Have things changed? Absolutely. Will they continue to? You better believe it. The roles of paralegals will continue to evolve based upon firms’ and societal needs, more advanced skillsets and education, occupational trends, and yes, with the rise of technology and its continued immersion in our daily work lives. We will be doing far more with less.
But does that equate to the death of the paralegal? No. (Trust me, if the stress, deadlines, workload, and attorneys haven’t killed us yet, nothing will.) The role may change. The tasks may evolve. You may get new software or better systems. You may learn how to do things faster or better. Heck, one day, your attorney may even learn how to locate his own files or properly format a legal document—it could happen. One day, they may even potentially call us by an alternate title. But don’t go picking out your career tombstone just yet…
I’ll also let her conclusion serve for mine – other than suggesting that you use the link above to go read the entire post:

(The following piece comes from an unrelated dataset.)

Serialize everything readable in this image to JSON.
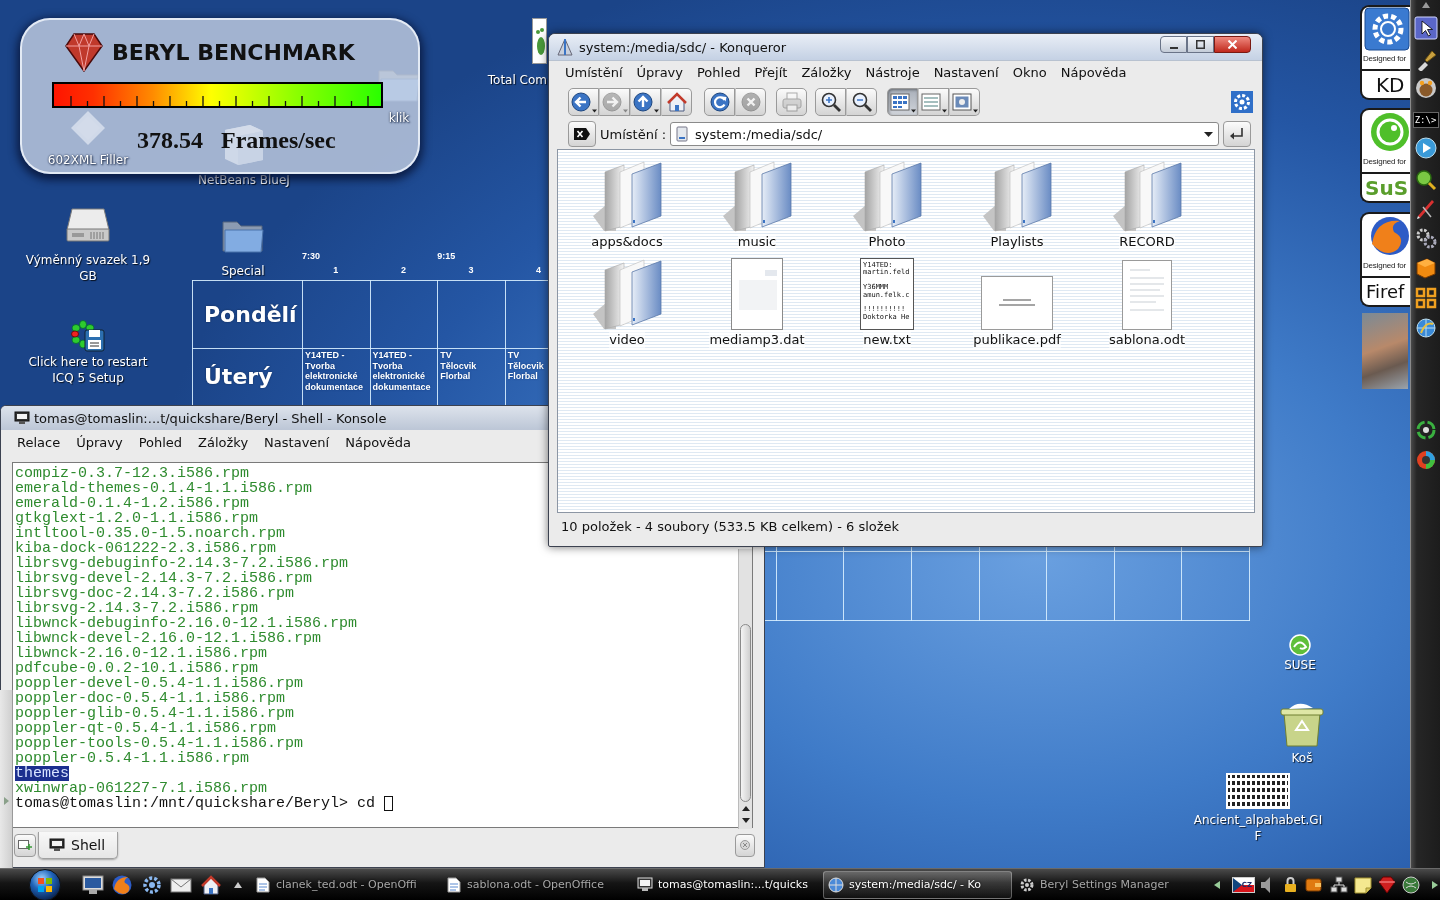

The day the robot can actually field phone calls like a living, breathing, caring human being, act as a liaison to clients, work on trial strategy, prepare clients for depositions and trial, make clients over for trial purposes which includes a hell of a lot of shopping, read an esquire’s mind, find inconsistencies in case-related matters, make the attorney look damn good, and fetch all those missing files/documents, along with my sanity—do send it immediately. I’m all in. I will seriously begin to contemplate my severance package and cabana rental at that time.